[Web page and app entries]
- - - -

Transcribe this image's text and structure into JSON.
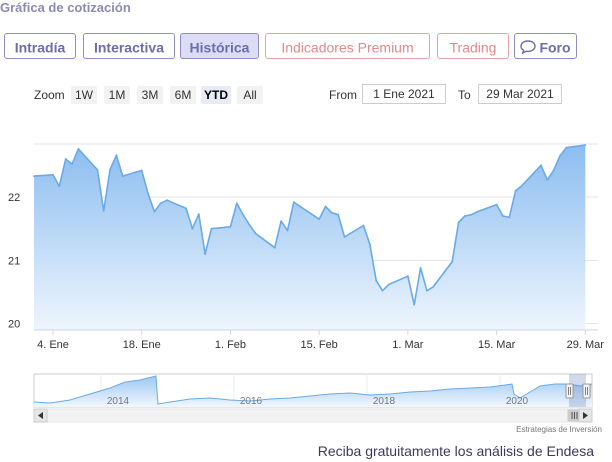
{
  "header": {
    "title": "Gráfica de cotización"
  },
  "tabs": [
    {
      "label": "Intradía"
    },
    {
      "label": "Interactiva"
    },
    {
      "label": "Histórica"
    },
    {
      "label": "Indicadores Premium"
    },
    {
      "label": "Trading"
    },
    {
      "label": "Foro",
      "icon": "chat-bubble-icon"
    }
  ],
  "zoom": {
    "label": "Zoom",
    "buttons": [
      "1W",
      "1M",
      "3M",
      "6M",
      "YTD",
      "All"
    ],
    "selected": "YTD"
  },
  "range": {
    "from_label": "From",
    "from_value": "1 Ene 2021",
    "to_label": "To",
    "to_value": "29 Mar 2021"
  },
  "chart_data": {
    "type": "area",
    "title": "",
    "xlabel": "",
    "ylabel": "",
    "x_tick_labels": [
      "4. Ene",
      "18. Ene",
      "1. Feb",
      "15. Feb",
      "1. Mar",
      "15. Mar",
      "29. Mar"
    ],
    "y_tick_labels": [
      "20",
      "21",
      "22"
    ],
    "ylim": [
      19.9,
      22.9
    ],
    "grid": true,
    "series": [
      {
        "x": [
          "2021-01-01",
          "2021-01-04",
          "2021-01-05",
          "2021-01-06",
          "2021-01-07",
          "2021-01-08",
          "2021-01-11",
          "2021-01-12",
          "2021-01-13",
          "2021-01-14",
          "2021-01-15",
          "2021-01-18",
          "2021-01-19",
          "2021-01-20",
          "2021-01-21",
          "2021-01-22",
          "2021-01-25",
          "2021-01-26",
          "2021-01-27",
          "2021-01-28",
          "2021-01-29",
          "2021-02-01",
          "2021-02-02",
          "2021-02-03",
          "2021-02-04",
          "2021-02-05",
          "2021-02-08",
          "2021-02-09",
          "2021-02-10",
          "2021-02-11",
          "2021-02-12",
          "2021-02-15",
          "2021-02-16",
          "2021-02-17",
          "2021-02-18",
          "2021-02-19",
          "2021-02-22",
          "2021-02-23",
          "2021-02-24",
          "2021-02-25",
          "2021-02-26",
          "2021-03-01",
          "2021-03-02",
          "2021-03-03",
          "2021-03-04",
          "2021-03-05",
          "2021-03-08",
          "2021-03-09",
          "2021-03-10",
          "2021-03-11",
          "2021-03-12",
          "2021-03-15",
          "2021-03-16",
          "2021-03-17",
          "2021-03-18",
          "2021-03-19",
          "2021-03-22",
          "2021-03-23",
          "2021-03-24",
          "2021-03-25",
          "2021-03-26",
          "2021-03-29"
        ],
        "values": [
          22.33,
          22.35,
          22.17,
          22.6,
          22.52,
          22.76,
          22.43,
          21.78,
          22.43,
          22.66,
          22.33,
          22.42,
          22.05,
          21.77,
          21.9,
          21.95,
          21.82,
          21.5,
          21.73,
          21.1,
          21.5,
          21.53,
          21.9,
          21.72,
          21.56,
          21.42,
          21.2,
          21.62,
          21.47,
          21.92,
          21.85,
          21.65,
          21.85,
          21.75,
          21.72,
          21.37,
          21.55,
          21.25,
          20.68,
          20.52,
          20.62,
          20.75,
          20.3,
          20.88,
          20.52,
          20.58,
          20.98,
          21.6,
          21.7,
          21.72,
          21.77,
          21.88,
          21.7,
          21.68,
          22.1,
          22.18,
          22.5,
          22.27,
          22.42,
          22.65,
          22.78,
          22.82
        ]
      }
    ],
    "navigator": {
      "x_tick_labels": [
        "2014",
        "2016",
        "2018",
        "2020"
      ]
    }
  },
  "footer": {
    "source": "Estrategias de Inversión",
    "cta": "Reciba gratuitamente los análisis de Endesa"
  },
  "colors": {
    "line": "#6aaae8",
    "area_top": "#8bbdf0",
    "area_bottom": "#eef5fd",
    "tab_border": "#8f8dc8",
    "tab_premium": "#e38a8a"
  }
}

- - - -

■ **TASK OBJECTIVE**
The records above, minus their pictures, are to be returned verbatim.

■ **RESULT FOR THIS EXERCISE**
Transcribe this image's text and structure into JSON.
{
  "header": {
    "title": "Gráfica de cotización"
  },
  "tabs": [
    {
      "label": "Intradía"
    },
    {
      "label": "Interactiva"
    },
    {
      "label": "Histórica"
    },
    {
      "label": "Indicadores Premium"
    },
    {
      "label": "Trading"
    },
    {
      "label": "Foro",
      "icon": "chat-bubble-icon"
    }
  ],
  "zoom": {
    "label": "Zoom",
    "buttons": [
      "1W",
      "1M",
      "3M",
      "6M",
      "YTD",
      "All"
    ],
    "selected": "YTD"
  },
  "range": {
    "from_label": "From",
    "from_value": "1 Ene 2021",
    "to_label": "To",
    "to_value": "29 Mar 2021"
  },
  "chart_data": {
    "type": "area",
    "title": "",
    "xlabel": "",
    "ylabel": "",
    "x_tick_labels": [
      "4. Ene",
      "18. Ene",
      "1. Feb",
      "15. Feb",
      "1. Mar",
      "15. Mar",
      "29. Mar"
    ],
    "y_tick_labels": [
      "20",
      "21",
      "22"
    ],
    "ylim": [
      19.9,
      22.9
    ],
    "grid": true,
    "series": [
      {
        "x": [
          "2021-01-01",
          "2021-01-04",
          "2021-01-05",
          "2021-01-06",
          "2021-01-07",
          "2021-01-08",
          "2021-01-11",
          "2021-01-12",
          "2021-01-13",
          "2021-01-14",
          "2021-01-15",
          "2021-01-18",
          "2021-01-19",
          "2021-01-20",
          "2021-01-21",
          "2021-01-22",
          "2021-01-25",
          "2021-01-26",
          "2021-01-27",
          "2021-01-28",
          "2021-01-29",
          "2021-02-01",
          "2021-02-02",
          "2021-02-03",
          "2021-02-04",
          "2021-02-05",
          "2021-02-08",
          "2021-02-09",
          "2021-02-10",
          "2021-02-11",
          "2021-02-12",
          "2021-02-15",
          "2021-02-16",
          "2021-02-17",
          "2021-02-18",
          "2021-02-19",
          "2021-02-22",
          "2021-02-23",
          "2021-02-24",
          "2021-02-25",
          "2021-02-26",
          "2021-03-01",
          "2021-03-02",
          "2021-03-03",
          "2021-03-04",
          "2021-03-05",
          "2021-03-08",
          "2021-03-09",
          "2021-03-10",
          "2021-03-11",
          "2021-03-12",
          "2021-03-15",
          "2021-03-16",
          "2021-03-17",
          "2021-03-18",
          "2021-03-19",
          "2021-03-22",
          "2021-03-23",
          "2021-03-24",
          "2021-03-25",
          "2021-03-26",
          "2021-03-29"
        ],
        "values": [
          22.33,
          22.35,
          22.17,
          22.6,
          22.52,
          22.76,
          22.43,
          21.78,
          22.43,
          22.66,
          22.33,
          22.42,
          22.05,
          21.77,
          21.9,
          21.95,
          21.82,
          21.5,
          21.73,
          21.1,
          21.5,
          21.53,
          21.9,
          21.72,
          21.56,
          21.42,
          21.2,
          21.62,
          21.47,
          21.92,
          21.85,
          21.65,
          21.85,
          21.75,
          21.72,
          21.37,
          21.55,
          21.25,
          20.68,
          20.52,
          20.62,
          20.75,
          20.3,
          20.88,
          20.52,
          20.58,
          20.98,
          21.6,
          21.7,
          21.72,
          21.77,
          21.88,
          21.7,
          21.68,
          22.1,
          22.18,
          22.5,
          22.27,
          22.42,
          22.65,
          22.78,
          22.82
        ]
      }
    ],
    "navigator": {
      "x_tick_labels": [
        "2014",
        "2016",
        "2018",
        "2020"
      ]
    }
  },
  "footer": {
    "source": "Estrategias de Inversión",
    "cta": "Reciba gratuitamente los análisis de Endesa"
  },
  "colors": {
    "line": "#6aaae8",
    "area_top": "#8bbdf0",
    "area_bottom": "#eef5fd",
    "tab_border": "#8f8dc8",
    "tab_premium": "#e38a8a"
  }
}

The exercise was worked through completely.